### Exercise directions:
Say how many lines in the following entries include "Consumer", and add nothing else.

### Data shown:
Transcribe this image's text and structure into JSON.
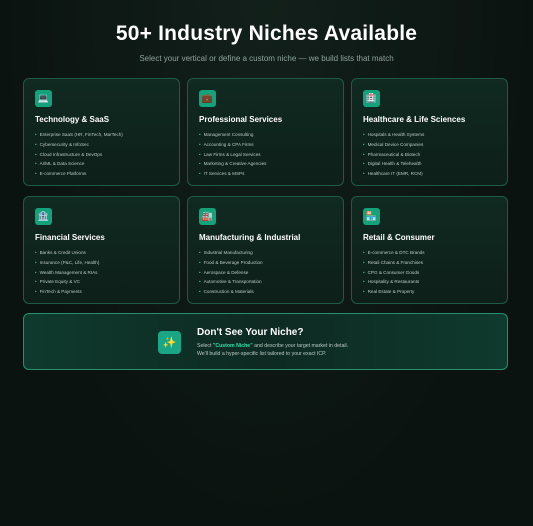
{
  "header": {
    "title": "50+ Industry Niches Available",
    "subtitle": "Select your vertical or define a custom niche — we build lists that match"
  },
  "colors": {
    "background": "#0d1512",
    "accent": "#2fd39e",
    "icon_bg": "#12a37a",
    "card_border": "#1f5a45"
  },
  "cards": [
    {
      "icon": "laptop-icon",
      "icon_glyph": "💻",
      "title": "Technology & SaaS",
      "items": [
        "Enterprise SaaS (HR, FinTech, MarTech)",
        "Cybersecurity & InfoSec",
        "Cloud Infrastructure & DevOps",
        "AI/ML & Data Science",
        "E-commerce Platforms"
      ]
    },
    {
      "icon": "briefcase-icon",
      "icon_glyph": "💼",
      "title": "Professional Services",
      "items": [
        "Management Consulting",
        "Accounting & CPA Firms",
        "Law Firms & Legal Services",
        "Marketing & Creative Agencies",
        "IT Services & MSPs"
      ]
    },
    {
      "icon": "hospital-icon",
      "icon_glyph": "🏥",
      "title": "Healthcare & Life Sciences",
      "items": [
        "Hospitals & Health Systems",
        "Medical Device Companies",
        "Pharmaceutical & Biotech",
        "Digital Health & Telehealth",
        "Healthcare IT (EMR, RCM)"
      ]
    },
    {
      "icon": "bank-icon",
      "icon_glyph": "🏦",
      "title": "Financial Services",
      "items": [
        "Banks & Credit Unions",
        "Insurance (P&C, Life, Health)",
        "Wealth Management & RIAs",
        "Private Equity & VC",
        "FinTech & Payments"
      ]
    },
    {
      "icon": "factory-icon",
      "icon_glyph": "🏭",
      "title": "Manufacturing & Industrial",
      "items": [
        "Industrial Manufacturing",
        "Food & Beverage Production",
        "Aerospace & Defense",
        "Automotive & Transportation",
        "Construction & Materials"
      ]
    },
    {
      "icon": "storefront-icon",
      "icon_glyph": "🏪",
      "title": "Retail & Consumer",
      "items": [
        "E-commerce & DTC Brands",
        "Retail Chains & Franchises",
        "CPG & Consumer Goods",
        "Hospitality & Restaurants",
        "Real Estate & Property"
      ]
    }
  ],
  "custom": {
    "icon": "sparkles-icon",
    "icon_glyph": "✨",
    "title": "Don't See Your Niche?",
    "line1_prefix": "Select ",
    "line1_highlight": "\"Custom Niche\"",
    "line1_suffix": " and describe your target market in detail.",
    "line2": "We'll build a hyper-specific list tailored to your exact ICP."
  }
}
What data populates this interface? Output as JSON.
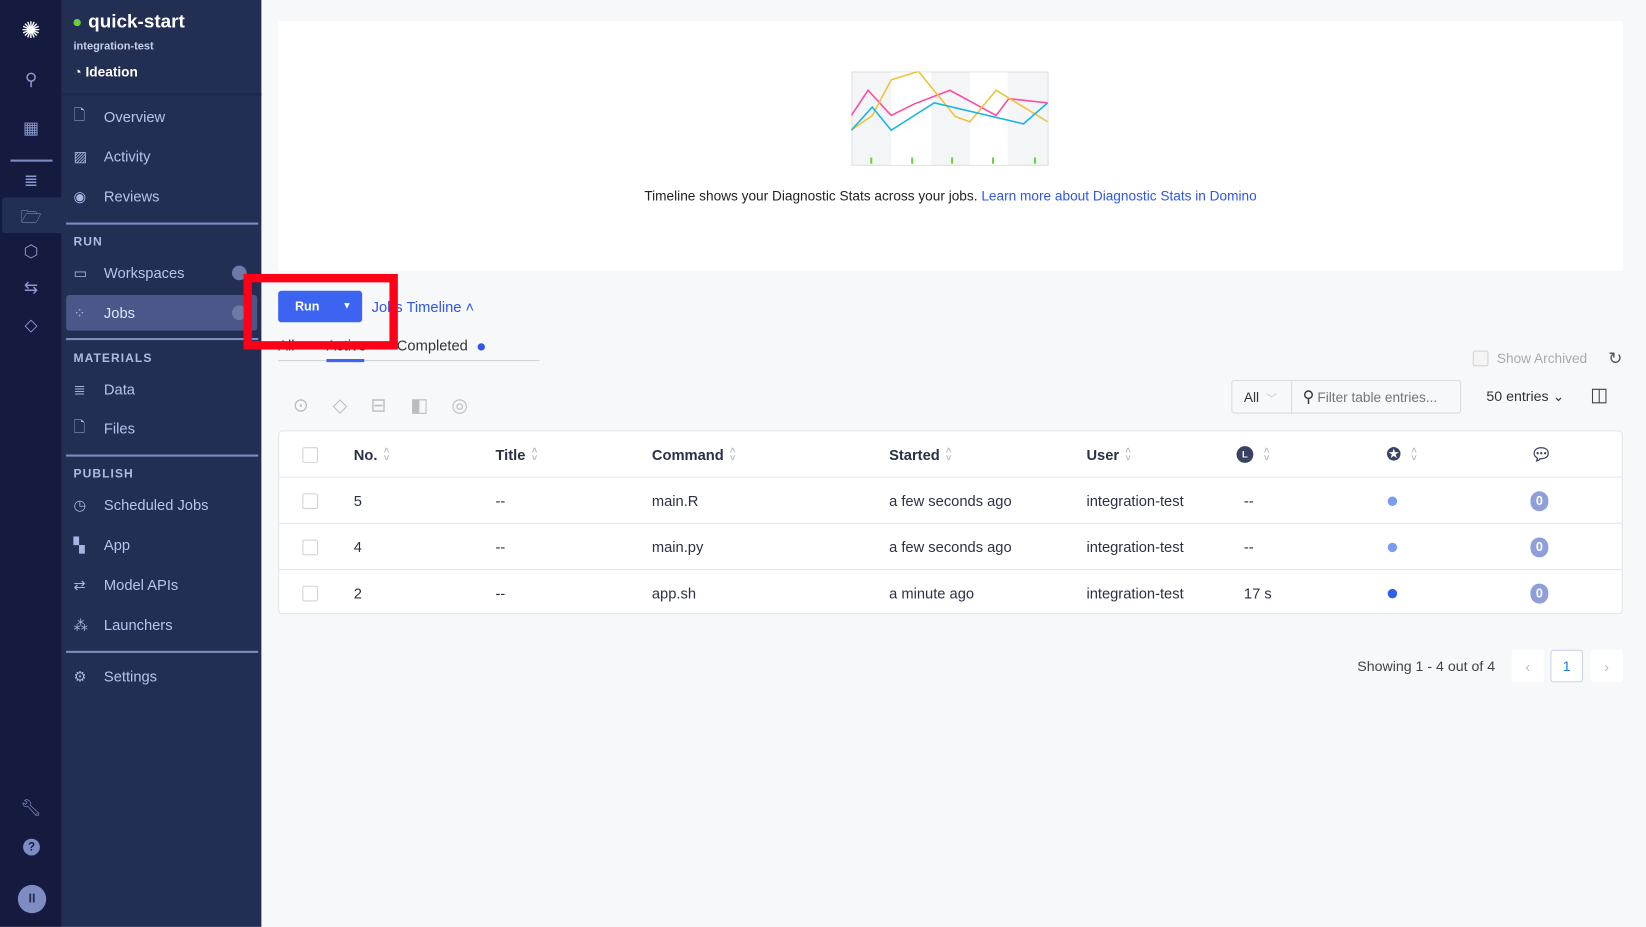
{
  "project": {
    "name": "quick-start",
    "owner": "integration-test",
    "stage": "Ideation",
    "status_color": "#6ccc3b"
  },
  "rail": {
    "icons": [
      "domino-logo-icon",
      "search-icon",
      "grid-icon",
      "database-icon",
      "folder-icon",
      "cube-icon",
      "arrows-icon",
      "tag-icon",
      "wrench-icon",
      "help-icon",
      "user-avatar-icon"
    ],
    "avatar": "II"
  },
  "sidebar": {
    "top": [
      {
        "label": "Overview",
        "icon": "overview-icon"
      },
      {
        "label": "Activity",
        "icon": "activity-icon"
      },
      {
        "label": "Reviews",
        "icon": "eye-icon"
      }
    ],
    "run_heading": "RUN",
    "run": [
      {
        "label": "Workspaces",
        "icon": "monitor-icon"
      },
      {
        "label": "Jobs",
        "icon": "jobs-icon",
        "active": true
      }
    ],
    "materials_heading": "MATERIALS",
    "materials": [
      {
        "label": "Data",
        "icon": "database-icon"
      },
      {
        "label": "Files",
        "icon": "file-icon"
      }
    ],
    "publish_heading": "PUBLISH",
    "publish": [
      {
        "label": "Scheduled Jobs",
        "icon": "clock-icon"
      },
      {
        "label": "App",
        "icon": "app-icon"
      },
      {
        "label": "Model APIs",
        "icon": "arrows-icon"
      },
      {
        "label": "Launchers",
        "icon": "launcher-icon"
      }
    ],
    "settings": {
      "label": "Settings",
      "icon": "gear-icon"
    }
  },
  "timeline": {
    "text": "Timeline shows your Diagnostic Stats across your jobs.",
    "link": "Learn more about Diagnostic Stats in Domino"
  },
  "actions": {
    "run_label": "Run",
    "timeline_toggle": "Jobs Timeline"
  },
  "tabs": [
    {
      "label": "All"
    },
    {
      "label": "Active",
      "active": true
    },
    {
      "label": "Completed"
    }
  ],
  "controls": {
    "show_archived": "Show Archived",
    "filter_select": "All",
    "filter_placeholder": "Filter table entries...",
    "entries": "50 entries"
  },
  "table": {
    "headers": [
      "No.",
      "Title",
      "Command",
      "Started",
      "User"
    ],
    "header_icons": [
      "clock-icon",
      "status-icon",
      "comments-icon"
    ],
    "rows": [
      {
        "no": "5",
        "title": "--",
        "command": "main.R",
        "started": "a few seconds ago",
        "user": "integration-test",
        "duration": "--",
        "status_color": "#7b9cf5",
        "comments": "0"
      },
      {
        "no": "4",
        "title": "--",
        "command": "main.py",
        "started": "a few seconds ago",
        "user": "integration-test",
        "duration": "--",
        "status_color": "#7b9cf5",
        "comments": "0"
      },
      {
        "no": "2",
        "title": "--",
        "command": "app.sh",
        "started": "a minute ago",
        "user": "integration-test",
        "duration": "17 s",
        "status_color": "#2f5ef0",
        "comments": "0"
      }
    ]
  },
  "pagination": {
    "summary": "Showing 1 - 4 out of 4",
    "current": "1"
  },
  "colors": {
    "accent": "#3d64f0",
    "highlight_box": "#ff0019"
  }
}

### Exercise output:
2